* _Task to complete_:
Please copy the entries below word for word, leaving out any image.

* _Working data_:
Content starts

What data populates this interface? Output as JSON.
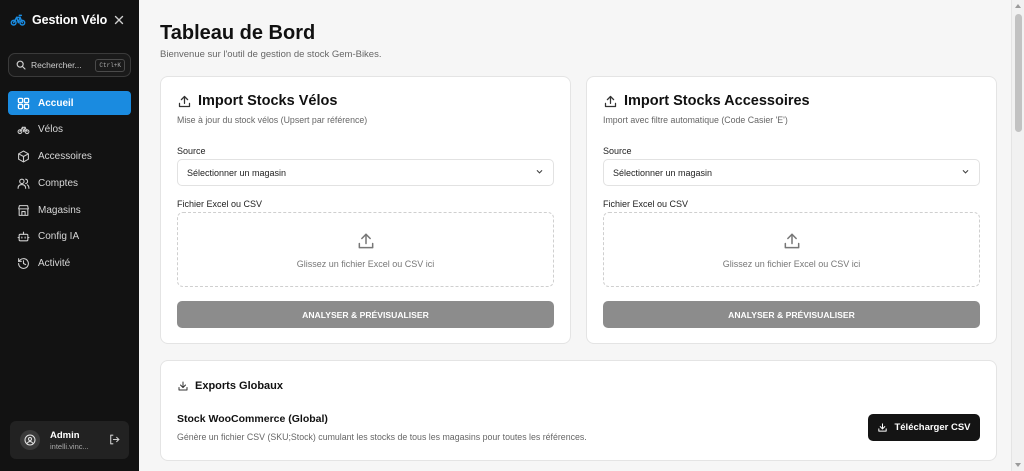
{
  "sidebar": {
    "brand": "Gestion Vélo",
    "search_placeholder": "Rechercher...",
    "search_shortcut": "Ctrl+K",
    "items": [
      {
        "label": "Accueil",
        "icon": "grid-icon",
        "active": true
      },
      {
        "label": "Vélos",
        "icon": "bike-icon"
      },
      {
        "label": "Accessoires",
        "icon": "box-icon"
      },
      {
        "label": "Comptes",
        "icon": "users-icon"
      },
      {
        "label": "Magasins",
        "icon": "store-icon"
      },
      {
        "label": "Config IA",
        "icon": "bot-icon"
      },
      {
        "label": "Activité",
        "icon": "history-icon"
      }
    ],
    "user": {
      "name": "Admin",
      "email": "intelli.vinc..."
    }
  },
  "main": {
    "title": "Tableau de Bord",
    "subtitle": "Bienvenue sur l'outil de gestion de stock Gem-Bikes.",
    "import_velos": {
      "title": "Import Stocks Vélos",
      "subtitle": "Mise à jour du stock vélos (Upsert par référence)",
      "source_label": "Source",
      "source_value": "Sélectionner un magasin",
      "file_label": "Fichier Excel ou CSV",
      "drop_text": "Glissez un fichier Excel ou CSV ici",
      "button": "ANALYSER & PRÉVISUALISER"
    },
    "import_accessoires": {
      "title": "Import Stocks Accessoires",
      "subtitle": "Import avec filtre automatique (Code Casier 'E')",
      "source_label": "Source",
      "source_value": "Sélectionner un magasin",
      "file_label": "Fichier Excel ou CSV",
      "drop_text": "Glissez un fichier Excel ou CSV ici",
      "button": "ANALYSER & PRÉVISUALISER"
    },
    "exports": {
      "title": "Exports Globaux",
      "item_name": "Stock WooCommerce (Global)",
      "item_desc": "Génère un fichier CSV (SKU;Stock) cumulant les stocks de tous les magasins pour toutes les références.",
      "button": "Télécharger CSV"
    }
  },
  "colors": {
    "accent": "#1a8be0",
    "sidebar_bg": "#121212",
    "button_gray": "#8c8c8c",
    "button_dark": "#141414"
  }
}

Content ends

* _Task solution_:
What data populates this interface? Output as JSON.
{
  "sidebar": {
    "brand": "Gestion Vélo",
    "search_placeholder": "Rechercher...",
    "search_shortcut": "Ctrl+K",
    "items": [
      {
        "label": "Accueil",
        "icon": "grid-icon",
        "active": true
      },
      {
        "label": "Vélos",
        "icon": "bike-icon"
      },
      {
        "label": "Accessoires",
        "icon": "box-icon"
      },
      {
        "label": "Comptes",
        "icon": "users-icon"
      },
      {
        "label": "Magasins",
        "icon": "store-icon"
      },
      {
        "label": "Config IA",
        "icon": "bot-icon"
      },
      {
        "label": "Activité",
        "icon": "history-icon"
      }
    ],
    "user": {
      "name": "Admin",
      "email": "intelli.vinc..."
    }
  },
  "main": {
    "title": "Tableau de Bord",
    "subtitle": "Bienvenue sur l'outil de gestion de stock Gem-Bikes.",
    "import_velos": {
      "title": "Import Stocks Vélos",
      "subtitle": "Mise à jour du stock vélos (Upsert par référence)",
      "source_label": "Source",
      "source_value": "Sélectionner un magasin",
      "file_label": "Fichier Excel ou CSV",
      "drop_text": "Glissez un fichier Excel ou CSV ici",
      "button": "ANALYSER & PRÉVISUALISER"
    },
    "import_accessoires": {
      "title": "Import Stocks Accessoires",
      "subtitle": "Import avec filtre automatique (Code Casier 'E')",
      "source_label": "Source",
      "source_value": "Sélectionner un magasin",
      "file_label": "Fichier Excel ou CSV",
      "drop_text": "Glissez un fichier Excel ou CSV ici",
      "button": "ANALYSER & PRÉVISUALISER"
    },
    "exports": {
      "title": "Exports Globaux",
      "item_name": "Stock WooCommerce (Global)",
      "item_desc": "Génère un fichier CSV (SKU;Stock) cumulant les stocks de tous les magasins pour toutes les références.",
      "button": "Télécharger CSV"
    }
  },
  "colors": {
    "accent": "#1a8be0",
    "sidebar_bg": "#121212",
    "button_gray": "#8c8c8c",
    "button_dark": "#141414"
  }
}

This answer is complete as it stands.